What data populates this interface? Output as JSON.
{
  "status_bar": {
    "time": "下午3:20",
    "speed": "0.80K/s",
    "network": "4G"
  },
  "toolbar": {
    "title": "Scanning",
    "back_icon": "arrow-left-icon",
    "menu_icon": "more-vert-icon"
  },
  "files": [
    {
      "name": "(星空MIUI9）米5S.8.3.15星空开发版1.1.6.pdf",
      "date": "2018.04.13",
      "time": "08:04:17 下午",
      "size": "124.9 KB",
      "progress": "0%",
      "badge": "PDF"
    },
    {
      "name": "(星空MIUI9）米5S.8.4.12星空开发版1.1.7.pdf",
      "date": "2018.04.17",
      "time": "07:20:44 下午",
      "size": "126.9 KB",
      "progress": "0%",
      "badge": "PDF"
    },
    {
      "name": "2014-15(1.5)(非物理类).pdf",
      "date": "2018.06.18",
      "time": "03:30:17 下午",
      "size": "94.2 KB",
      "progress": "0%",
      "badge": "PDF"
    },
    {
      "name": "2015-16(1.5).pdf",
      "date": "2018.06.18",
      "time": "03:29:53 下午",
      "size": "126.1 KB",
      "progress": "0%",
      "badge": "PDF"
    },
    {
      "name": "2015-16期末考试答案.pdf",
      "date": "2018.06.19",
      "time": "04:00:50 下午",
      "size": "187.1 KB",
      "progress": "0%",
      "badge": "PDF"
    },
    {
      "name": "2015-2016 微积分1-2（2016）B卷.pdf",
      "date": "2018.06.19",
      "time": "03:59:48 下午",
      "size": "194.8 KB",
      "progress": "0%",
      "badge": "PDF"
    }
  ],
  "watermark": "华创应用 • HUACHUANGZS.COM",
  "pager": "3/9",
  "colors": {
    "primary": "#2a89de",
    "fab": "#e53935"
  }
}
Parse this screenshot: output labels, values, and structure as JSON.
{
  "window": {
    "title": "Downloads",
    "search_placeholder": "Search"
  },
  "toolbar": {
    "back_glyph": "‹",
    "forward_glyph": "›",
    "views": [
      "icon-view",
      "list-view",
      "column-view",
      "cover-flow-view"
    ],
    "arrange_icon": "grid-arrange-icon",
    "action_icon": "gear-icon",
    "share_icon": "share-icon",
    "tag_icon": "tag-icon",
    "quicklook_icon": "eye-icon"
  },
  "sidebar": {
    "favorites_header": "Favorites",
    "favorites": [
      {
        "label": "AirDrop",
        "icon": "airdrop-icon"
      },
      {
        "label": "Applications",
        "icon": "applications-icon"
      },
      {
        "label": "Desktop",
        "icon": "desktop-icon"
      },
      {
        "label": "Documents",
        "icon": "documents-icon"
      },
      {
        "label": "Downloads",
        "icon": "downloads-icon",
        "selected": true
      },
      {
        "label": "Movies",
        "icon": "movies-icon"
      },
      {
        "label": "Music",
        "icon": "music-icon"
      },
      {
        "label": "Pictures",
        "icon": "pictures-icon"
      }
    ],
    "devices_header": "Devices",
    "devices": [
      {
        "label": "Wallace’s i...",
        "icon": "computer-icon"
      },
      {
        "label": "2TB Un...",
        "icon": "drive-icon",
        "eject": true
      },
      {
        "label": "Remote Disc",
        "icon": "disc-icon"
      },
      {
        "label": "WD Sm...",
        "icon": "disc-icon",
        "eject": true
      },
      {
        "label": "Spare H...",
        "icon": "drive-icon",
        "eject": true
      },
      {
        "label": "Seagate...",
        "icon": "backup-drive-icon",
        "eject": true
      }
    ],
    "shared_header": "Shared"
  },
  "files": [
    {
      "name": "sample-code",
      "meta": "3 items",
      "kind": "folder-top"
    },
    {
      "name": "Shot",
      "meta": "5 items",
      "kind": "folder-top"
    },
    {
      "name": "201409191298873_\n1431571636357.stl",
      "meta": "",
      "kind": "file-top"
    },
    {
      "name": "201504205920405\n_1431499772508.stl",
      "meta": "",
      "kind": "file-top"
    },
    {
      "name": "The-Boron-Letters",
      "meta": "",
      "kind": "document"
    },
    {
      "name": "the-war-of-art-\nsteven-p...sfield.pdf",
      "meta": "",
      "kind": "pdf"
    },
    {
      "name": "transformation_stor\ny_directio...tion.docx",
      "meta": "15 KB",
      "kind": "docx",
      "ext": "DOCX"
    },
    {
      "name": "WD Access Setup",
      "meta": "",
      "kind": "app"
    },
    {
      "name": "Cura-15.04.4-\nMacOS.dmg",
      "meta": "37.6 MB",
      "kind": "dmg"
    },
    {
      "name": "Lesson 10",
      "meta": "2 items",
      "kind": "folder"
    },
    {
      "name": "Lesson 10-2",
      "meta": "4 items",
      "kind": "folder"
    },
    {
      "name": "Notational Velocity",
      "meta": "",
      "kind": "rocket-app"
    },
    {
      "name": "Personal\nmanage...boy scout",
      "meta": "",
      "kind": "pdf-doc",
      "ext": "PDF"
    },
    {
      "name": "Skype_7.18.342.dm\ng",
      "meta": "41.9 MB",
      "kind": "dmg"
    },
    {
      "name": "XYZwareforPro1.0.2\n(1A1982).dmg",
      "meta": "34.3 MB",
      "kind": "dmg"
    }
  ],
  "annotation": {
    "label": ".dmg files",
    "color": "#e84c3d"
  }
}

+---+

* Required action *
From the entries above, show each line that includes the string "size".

* Written solution *
      "size": "124.9 KB",
      "size": "126.9 KB",
      "size": "94.2 KB",
      "size": "126.1 KB",
      "size": "187.1 KB",
      "size": "194.8 KB",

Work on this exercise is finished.